"Why have you left Trennach?"
"I came up to better myself," said Blase demurely. "One hears great things of fortunes being made in London."
"And of being lost, Pellet," rejoined Frank.
"I can go back at any time," observed Blase. "Old Float would be only too glad to have me. The young fellow he has now in my place is not me, Float writes word. Float will have to attend to business a little more himself now, and I expect it will not suit him."
Vouchsafing no answer to this, Frank left the order he had gone in to give, and passed out of the shop, his mind in a very disagreeable state of ferment.

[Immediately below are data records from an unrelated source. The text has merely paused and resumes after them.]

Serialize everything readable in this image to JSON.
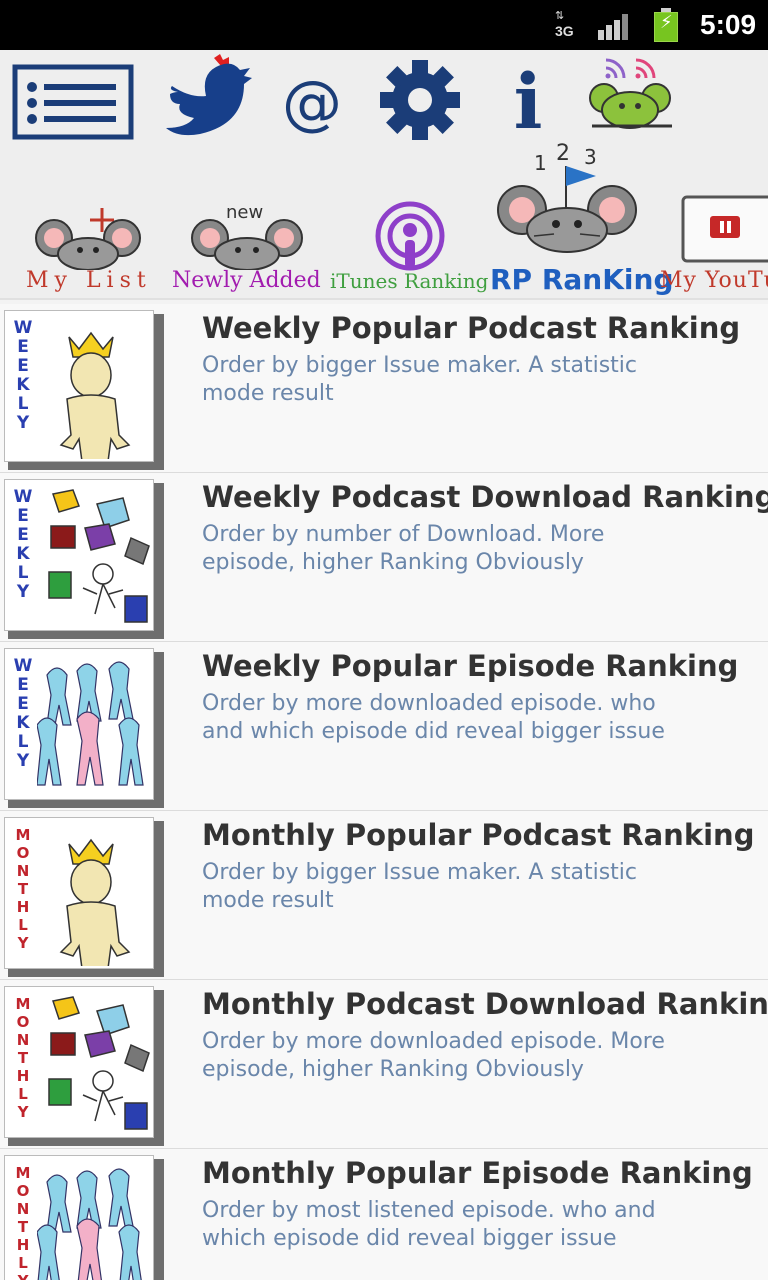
{
  "status_bar": {
    "network": "3G",
    "time": "5:09"
  },
  "toolbar": {
    "top_icons": [
      "list-icon",
      "twitter-bird-icon",
      "at-sign-icon",
      "gear-icon",
      "info-icon",
      "rss-mouse-icon"
    ],
    "info_glyph": "i",
    "at_glyph": "@",
    "nav": [
      {
        "label": "My List",
        "color": "#c0392b",
        "icon": "mouse-plus-icon",
        "badge": "+"
      },
      {
        "label": "Newly Added",
        "color": "#a21caf",
        "icon": "mouse-new-icon",
        "badge": "new"
      },
      {
        "label": "iTunes Ranking",
        "color": "#3f9f3f",
        "icon": "podcast-icon"
      },
      {
        "label": "RP RanKing",
        "color": "#1f5fbf",
        "icon": "mouse-flag-icon",
        "badge": "1 2 3"
      },
      {
        "label": "My YouTu",
        "color": "#c0392b",
        "icon": "youtube-icon"
      }
    ]
  },
  "rankings": [
    {
      "title": "Weekly Popular Podcast Ranking",
      "desc": "Order by bigger Issue maker. A statistic mode result",
      "period": "WEEKLY",
      "period_color": "#2a3fb0",
      "art": "king"
    },
    {
      "title": "Weekly Podcast Download Ranking",
      "desc": "Order by number of Download. More episode, higher Ranking Obviously",
      "period": "WEEKLY",
      "period_color": "#2a3fb0",
      "art": "boxes"
    },
    {
      "title": "Weekly Popular Episode Ranking",
      "desc": "Order by more downloaded episode. who and which episode did reveal bigger issue",
      "period": "WEEKLY",
      "period_color": "#2a3fb0",
      "art": "crowd"
    },
    {
      "title": "Monthly Popular Podcast Ranking",
      "desc": "Order by bigger Issue maker. A statistic mode result",
      "period": "MONTHLY",
      "period_color": "#c0242c",
      "art": "king"
    },
    {
      "title": "Monthly Podcast Download Ranking",
      "desc": "Order by more downloaded episode. More episode, higher Ranking Obviously",
      "period": "MONTHLY",
      "period_color": "#c0242c",
      "art": "boxes"
    },
    {
      "title": "Monthly Popular Episode Ranking",
      "desc": "Order by most listened episode. who and which episode did reveal bigger issue",
      "period": "MONTHLY",
      "period_color": "#c0242c",
      "art": "crowd"
    }
  ]
}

"He has come up here to spy upon me; he is watching my movements," said Frank to himself. "How did he know I was here—in this part of London?—how did he find it out?" A positive conviction, that it was utterly useless to try to evade Blase Pellet, had taken